Track your psoriasis flares

Keep a record of when a psoriasis flare occurs, what might have triggered the flare, its severity and duration. This information provides useful information when considering psoriasis treatment options.

Apply moisturizers

Regular use of a moisturizer helps to prevent dryness and cracking and prevent the pain and itch of dry skin. Moisturizers are most effective when applied immediately after bathing. Some find it helpful to apply a lotion during the day and a thicker cream or ointment (Vaseline) at night.

Avoid scratching

Psoriasis itches. Unfortunately, the scratching can disrupt the skin and allow bacteria to cause an infection. To alleviate the itch, consider the following:

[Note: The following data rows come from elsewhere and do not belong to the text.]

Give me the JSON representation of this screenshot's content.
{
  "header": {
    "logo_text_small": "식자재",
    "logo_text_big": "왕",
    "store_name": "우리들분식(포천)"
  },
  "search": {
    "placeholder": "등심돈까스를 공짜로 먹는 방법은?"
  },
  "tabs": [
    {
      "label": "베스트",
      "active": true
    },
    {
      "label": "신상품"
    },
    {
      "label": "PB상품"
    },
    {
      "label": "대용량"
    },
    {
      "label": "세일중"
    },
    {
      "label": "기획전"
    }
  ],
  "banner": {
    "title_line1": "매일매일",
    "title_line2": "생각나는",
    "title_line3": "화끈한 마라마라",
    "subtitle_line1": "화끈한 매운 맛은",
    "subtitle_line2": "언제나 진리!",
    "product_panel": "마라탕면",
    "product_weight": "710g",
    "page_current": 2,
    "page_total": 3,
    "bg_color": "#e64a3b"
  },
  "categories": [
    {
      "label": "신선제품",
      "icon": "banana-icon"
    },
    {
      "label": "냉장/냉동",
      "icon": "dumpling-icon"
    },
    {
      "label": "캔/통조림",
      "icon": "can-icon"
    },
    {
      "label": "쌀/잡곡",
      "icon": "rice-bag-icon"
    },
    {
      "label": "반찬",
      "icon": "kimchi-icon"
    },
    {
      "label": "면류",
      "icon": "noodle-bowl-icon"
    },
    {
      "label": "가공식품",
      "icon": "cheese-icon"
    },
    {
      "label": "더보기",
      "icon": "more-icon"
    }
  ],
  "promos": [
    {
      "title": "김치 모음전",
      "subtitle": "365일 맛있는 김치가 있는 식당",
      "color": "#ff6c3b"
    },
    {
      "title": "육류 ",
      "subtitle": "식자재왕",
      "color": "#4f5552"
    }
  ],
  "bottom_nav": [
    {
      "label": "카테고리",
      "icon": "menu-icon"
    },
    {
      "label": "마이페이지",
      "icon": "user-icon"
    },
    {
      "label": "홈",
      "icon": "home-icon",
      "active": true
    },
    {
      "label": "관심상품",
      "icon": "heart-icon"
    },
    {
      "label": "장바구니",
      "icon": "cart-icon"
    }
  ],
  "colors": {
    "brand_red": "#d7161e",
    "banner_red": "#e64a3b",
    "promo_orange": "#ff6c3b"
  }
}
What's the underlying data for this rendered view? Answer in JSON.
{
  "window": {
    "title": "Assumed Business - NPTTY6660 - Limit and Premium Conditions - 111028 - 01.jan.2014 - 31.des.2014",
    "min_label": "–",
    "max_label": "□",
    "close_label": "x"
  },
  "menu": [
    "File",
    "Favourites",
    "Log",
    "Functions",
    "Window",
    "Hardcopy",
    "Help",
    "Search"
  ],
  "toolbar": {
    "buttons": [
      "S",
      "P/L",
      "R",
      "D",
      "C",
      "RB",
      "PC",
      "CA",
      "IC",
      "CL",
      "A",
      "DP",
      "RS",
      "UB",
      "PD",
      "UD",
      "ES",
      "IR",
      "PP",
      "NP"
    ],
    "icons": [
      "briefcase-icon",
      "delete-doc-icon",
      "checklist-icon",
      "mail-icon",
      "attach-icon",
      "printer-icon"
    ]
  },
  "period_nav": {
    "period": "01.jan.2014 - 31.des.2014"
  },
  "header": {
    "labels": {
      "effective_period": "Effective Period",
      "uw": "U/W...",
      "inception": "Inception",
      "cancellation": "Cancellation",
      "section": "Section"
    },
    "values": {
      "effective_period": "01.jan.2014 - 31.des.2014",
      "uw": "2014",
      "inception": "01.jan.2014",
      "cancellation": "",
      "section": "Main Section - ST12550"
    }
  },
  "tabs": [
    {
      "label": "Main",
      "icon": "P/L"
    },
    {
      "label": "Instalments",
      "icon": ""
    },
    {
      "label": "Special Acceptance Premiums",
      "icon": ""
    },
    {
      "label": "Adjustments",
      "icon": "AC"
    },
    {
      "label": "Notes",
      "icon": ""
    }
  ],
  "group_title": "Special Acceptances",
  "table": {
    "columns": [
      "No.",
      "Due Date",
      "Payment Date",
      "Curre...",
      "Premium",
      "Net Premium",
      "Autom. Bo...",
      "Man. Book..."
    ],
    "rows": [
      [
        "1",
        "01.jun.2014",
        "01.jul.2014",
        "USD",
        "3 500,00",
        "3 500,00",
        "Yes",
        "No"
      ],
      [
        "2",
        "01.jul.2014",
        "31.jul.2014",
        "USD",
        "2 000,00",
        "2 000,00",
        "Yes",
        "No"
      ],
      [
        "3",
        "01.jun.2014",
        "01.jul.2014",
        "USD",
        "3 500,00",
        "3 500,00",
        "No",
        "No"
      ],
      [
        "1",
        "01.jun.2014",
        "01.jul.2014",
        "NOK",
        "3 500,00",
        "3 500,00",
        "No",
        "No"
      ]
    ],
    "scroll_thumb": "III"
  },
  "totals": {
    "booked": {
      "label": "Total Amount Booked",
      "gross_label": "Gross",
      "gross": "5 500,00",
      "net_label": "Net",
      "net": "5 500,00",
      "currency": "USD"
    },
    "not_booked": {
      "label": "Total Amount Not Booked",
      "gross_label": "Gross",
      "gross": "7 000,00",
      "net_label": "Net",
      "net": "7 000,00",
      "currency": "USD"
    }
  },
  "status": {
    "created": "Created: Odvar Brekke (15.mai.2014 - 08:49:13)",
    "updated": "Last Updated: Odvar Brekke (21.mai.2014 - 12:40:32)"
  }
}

  • Apply a cold compress.
  • Apply a menthol-based ointment or topical corticosteroid.
  • Soak in a warm oatmeal bath.
  • Bathe in lukewarm water. Take short shower with lukewarm water and use mild, fragrance-free cleansers.
  • Gently pat your skin dry after bathing

Avoid Sun Exposure. Apply sunscreen regularly

It is true that sunlight can help treat psoriasis, but many psoriasis treatments make the skin especially sensitive to the sun's damaging UV rays, such as oral retinoids (Soriatane) or topical retinoids, cyclosporine and psoralens used for PUVA therapy. People using retinoids should apply sunscreen 15 to 20 minutes before going outdoors and wear protective clothing.

Do not pick at psoriasis lesions

The scratching can disrupt the skin and allow bacteria to cause an infection.

Wear cotton clothing next to your skin.

Make sure cotton is between your skin and the rest of your clothes to prevent irritation. Avoid wearing nylon, polyester, synthetics next to the skin as these fibers don’t absorb sweat well. Excessive sweating can allow micro organisms to thrive on your skin affected by psoriasis flakes.

Quit smoking.

Smoking may trigger psoriasis. Pustular psoriasis can be aggravated by smoking and, in some cases, stopping smoking can lead to a clearance of the psoriasis lesions. The likelihood of developing severe psoriasis may also be increased by smoking. (Many smokers attempt to use a nicotine patch when trying to quit, but the nicotine patch may also lead to psoriasis flares.)

Limit alcohol consumption.

Excessive alcohol consumption may trigger psoriasis. Those with psoriasis should drink in moderation, if at all. Some psoriasis medications, such as methotrexate, require that there be no consumption of alcohol due to the possibility of severe side effects that can develop.

Reduce stress

Many people with psoriasis say they experience flare-ups during stressful times. It’s difficult to reduce stress, but stress-reducing measures, such as exercise or meditation, may result in fewer, or less severe psoriasis flares. Joining as psoriasis support group may offer an opportunity of sharing ideas with other people with psoriasis.

Dr. Kechichian is ready to help you with your skin health, with office locations in the Santa Clarita and Antelope Valley. Contact us now